The New Orleans and Northeastern Railroad (reporting mark NONE) was a Class I railroad in Louisiana and Mississippi in the United States. The railroad operated 196 miles (315 km) of road from its completion in 1883 until it was absorbed by the Alabama Great Southern Railroad subsidiary of the Southern Railway in 1969.


The New Orleans and Northeastern Railroad was incorporated in 1868 in Louisiana (under the name of Mandeville and Sulphur Springs Railroad until 1870[1]) and 1871 in Mississippi.[2] No track was built, however, and the company's land lay unused until 1881, when control of the company was acquired by the Alabama, New Orleans, Texas and Pacific Junction Railways Company.[2] Construction on the line began in 1882. The line opened in 1883 and extended 196 miles from New Orleans to Meridian, Mississippi.[2]

In 1916 the Southern Railway acquired the NO&NE, which had been marketed as a portion of the Queen and Crescent Route since the 1880s.[2] From that point on the NO&NE owned or were assigned locomotives and other equipment with Southern lettering, but they carried NO&NE sublettering until the line was merged into the Alabama Great Southern in the late-60s, at which time sublettering was changed to AGS.

In 1969, as part of an effort to simplify its corporate structure, the Southern Railway's Alabama Great Southern Railroad operating subsidiary merged the NO&NE, ending its existence on paper.[2]

In 1960 NO&NE reported 746 million net ton-miles of revenue freight and 13 million passenger-miles; at the end of that year it operated 203 miles of road and 368 miles of track.

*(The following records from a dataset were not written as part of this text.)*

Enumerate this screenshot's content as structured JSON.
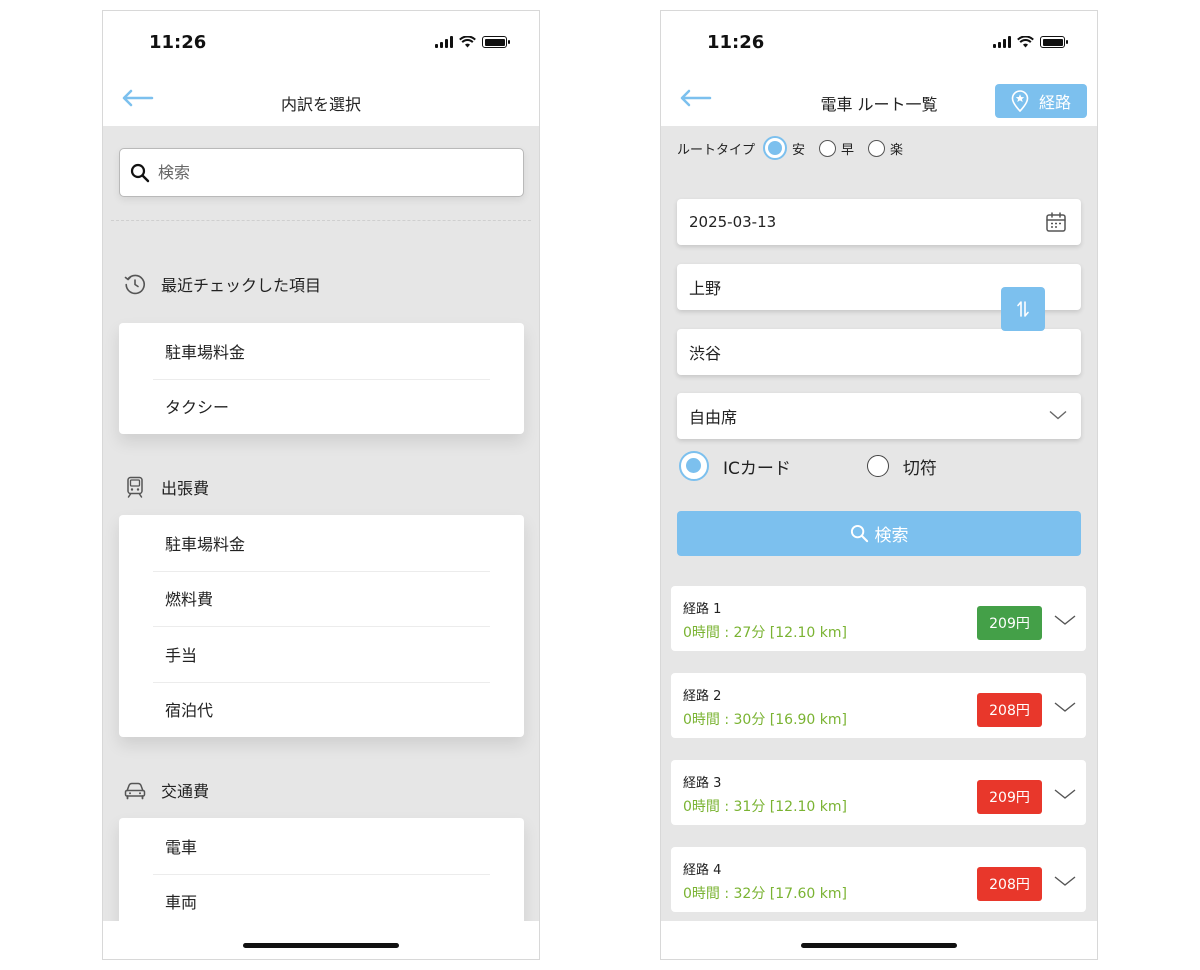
{
  "status_time": "11:26",
  "left": {
    "title": "内訳を選択",
    "search_placeholder": "検索",
    "recent": {
      "heading": "最近チェックした項目",
      "items": [
        "駐車場料金",
        "タクシー"
      ]
    },
    "business_trip": {
      "heading": "出張費",
      "items": [
        "駐車場料金",
        "燃料費",
        "手当",
        "宿泊代"
      ]
    },
    "transport": {
      "heading": "交通費",
      "items": [
        "電車",
        "車両"
      ]
    }
  },
  "right": {
    "title": "電車 ルート一覧",
    "route_button": "経路",
    "route_type": {
      "label": "ルートタイプ",
      "options": [
        "安",
        "早",
        "楽"
      ],
      "selected": "安"
    },
    "date": "2025-03-13",
    "from": "上野",
    "to": "渋谷",
    "seat": "自由席",
    "card_types": [
      "ICカード",
      "切符"
    ],
    "selected_card_type": "ICカード",
    "search_button": "検索",
    "routes": [
      {
        "name": "経路 1",
        "meta": "0時間 : 27分 [12.10 km]",
        "price": "209円",
        "price_color": "#44a048"
      },
      {
        "name": "経路 2",
        "meta": "0時間 : 30分 [16.90 km]",
        "price": "208円",
        "price_color": "#e8372b"
      },
      {
        "name": "経路 3",
        "meta": "0時間 : 31分 [12.10 km]",
        "price": "209円",
        "price_color": "#e8372b"
      },
      {
        "name": "経路 4",
        "meta": "0時間 : 32分 [17.60 km]",
        "price": "208円",
        "price_color": "#e8372b"
      }
    ]
  },
  "colors": {
    "accent": "#7cc0ee",
    "green_text": "#7ab332",
    "price_green": "#44a048",
    "price_red": "#e8372b"
  }
}
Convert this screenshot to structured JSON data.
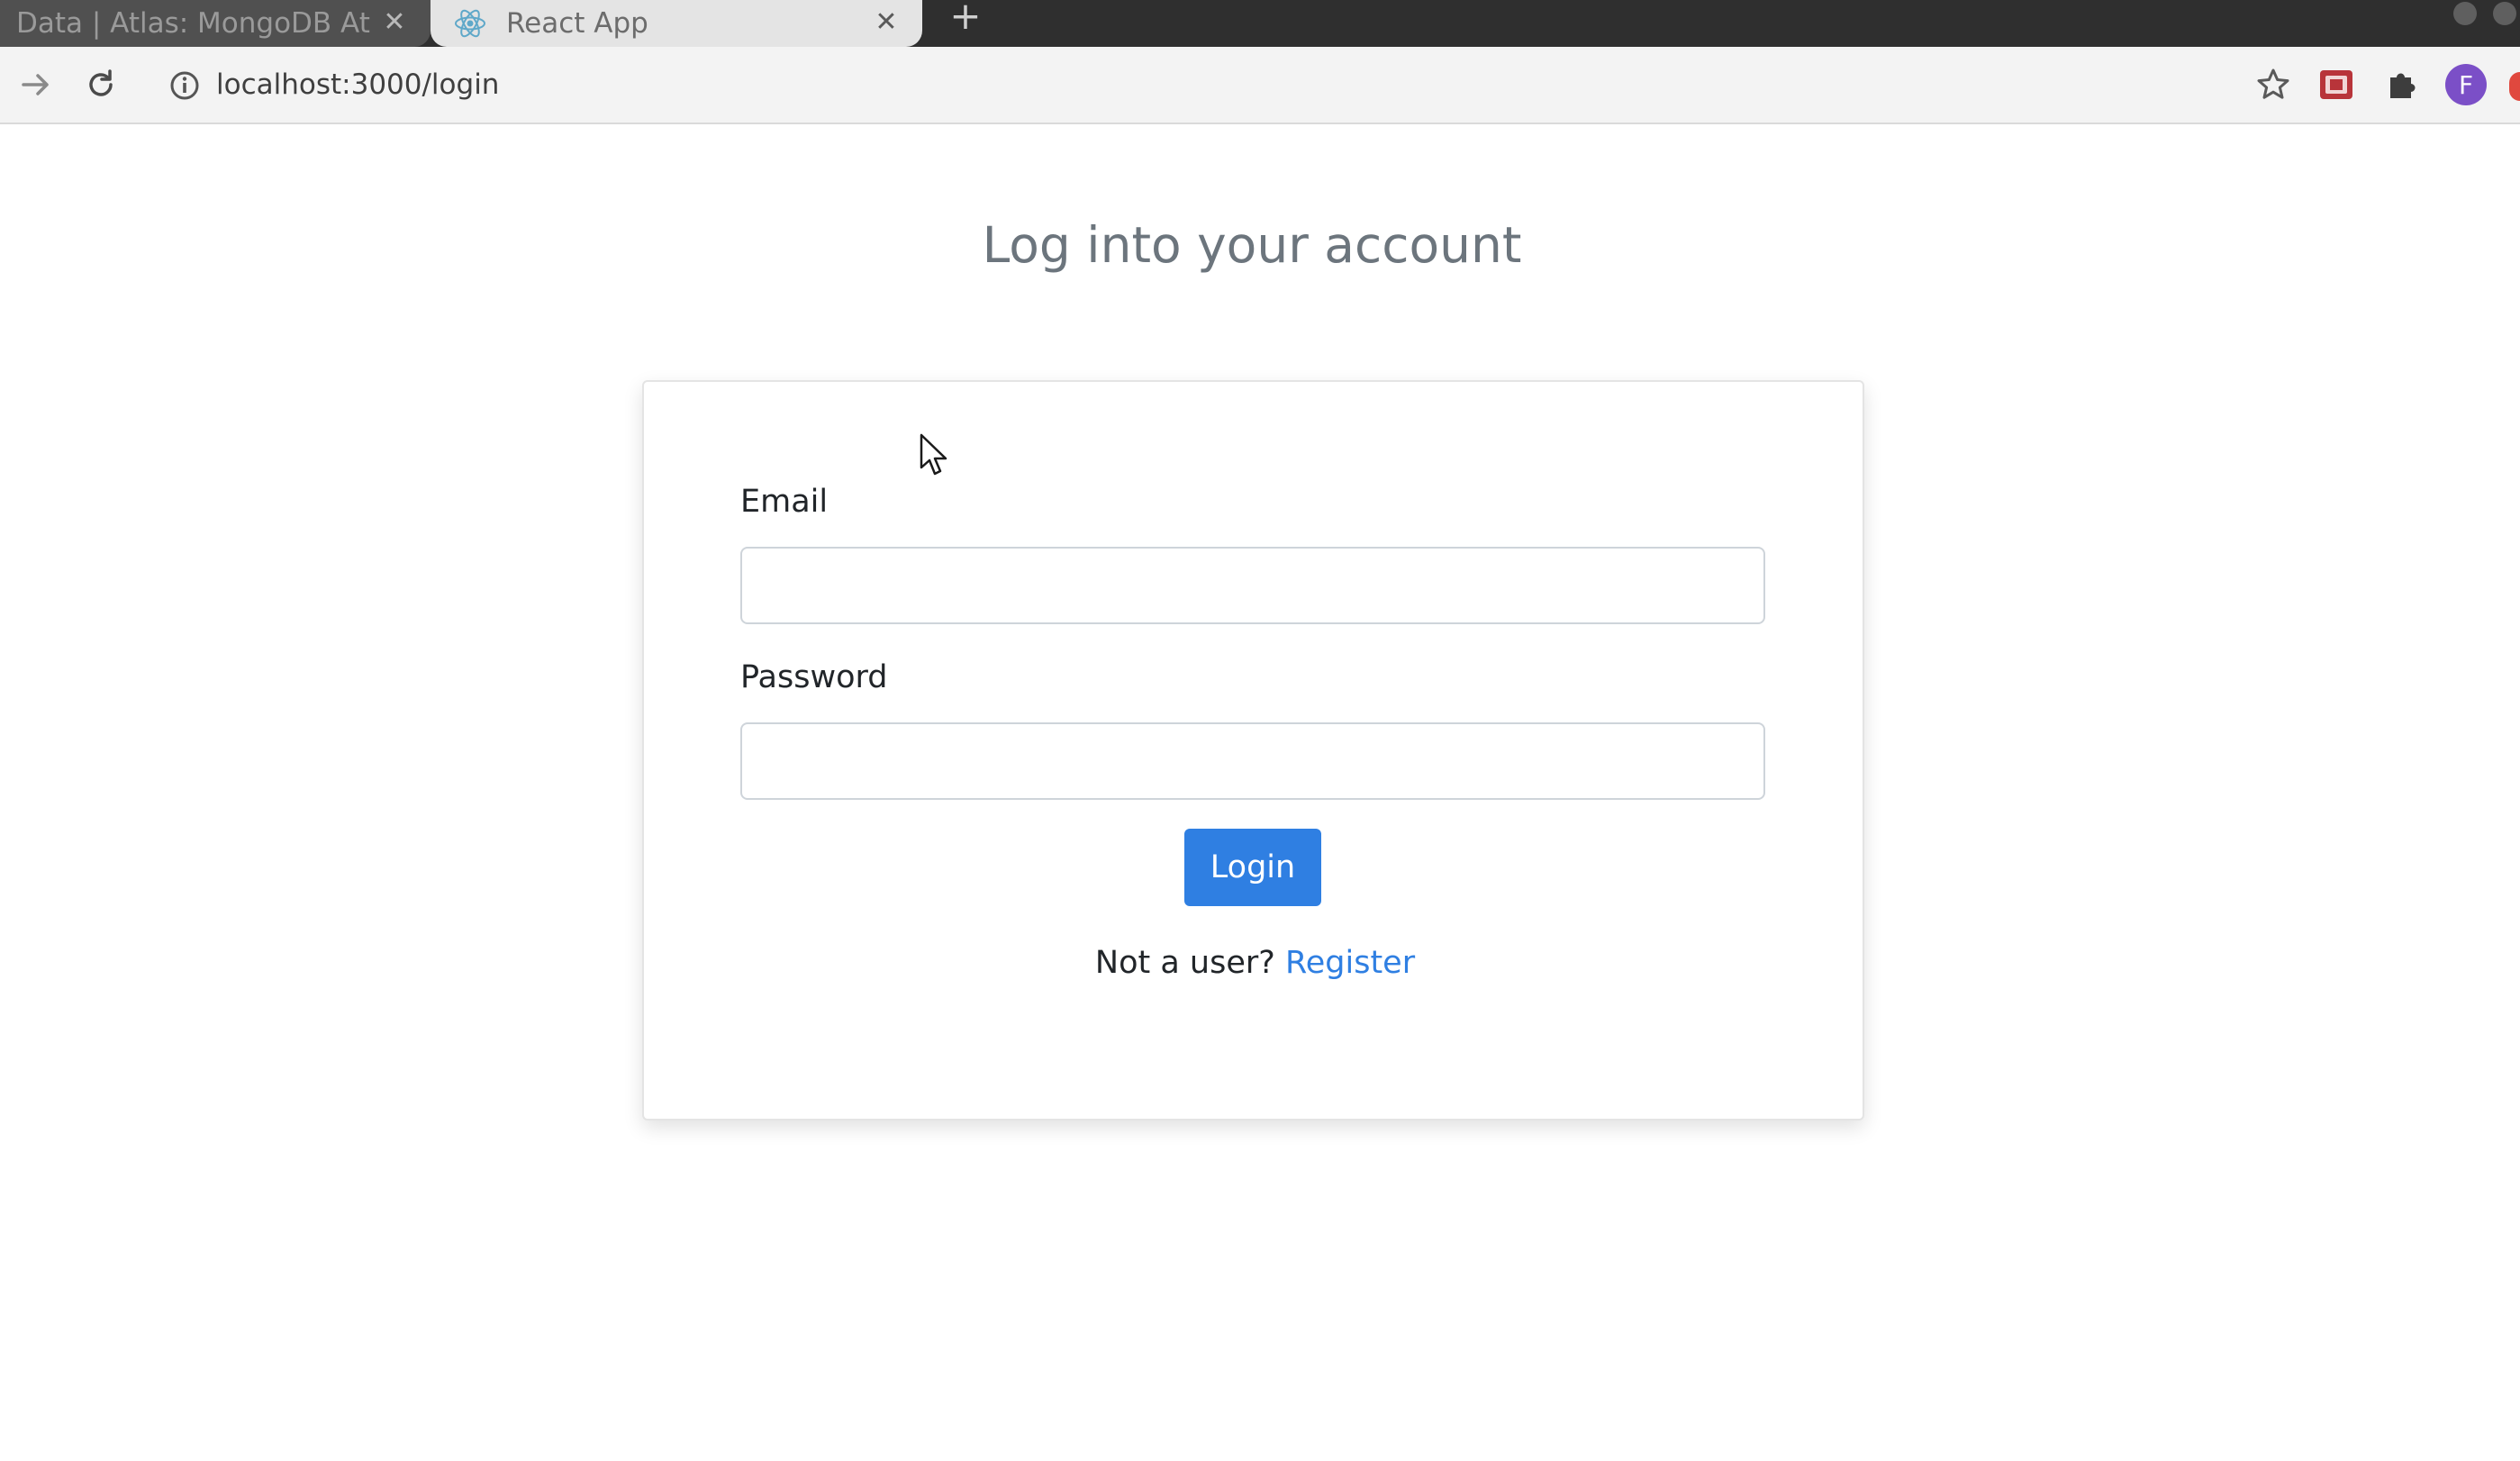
{
  "browser": {
    "tabs": [
      {
        "title": "Data | Atlas: MongoDB At",
        "active": false
      },
      {
        "title": "React App",
        "active": true
      }
    ],
    "url": "localhost:3000/login",
    "colors": {
      "tabbar": "#2f2f2f",
      "active_tab": "#e4e4e4",
      "profile_avatar": "#7b4fc7"
    },
    "profile_initial": "F"
  },
  "page": {
    "heading": "Log into your account",
    "form": {
      "email_label": "Email",
      "email_value": "",
      "password_label": "Password",
      "password_value": "",
      "login_label": "Login",
      "register_prompt": "Not a user?",
      "register_link": "Register"
    },
    "colors": {
      "primary": "#2f7fe2",
      "heading": "#6c757d",
      "text": "#212529"
    }
  }
}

The line remains in operation today.[when?] After a merger, the Southern Railway changed its name to the Norfolk Southern Railway in 1990.


  1. ^ Interstate Commerce Commission, 37 Val. Rep. 1 (1931): Valuation Docket No. 973, New Orleans and Northeastern Railroad Company
  2. ^ a b c d e The Historical Guide to North American Railroads. Kalmbach Books. 2000. p. 409.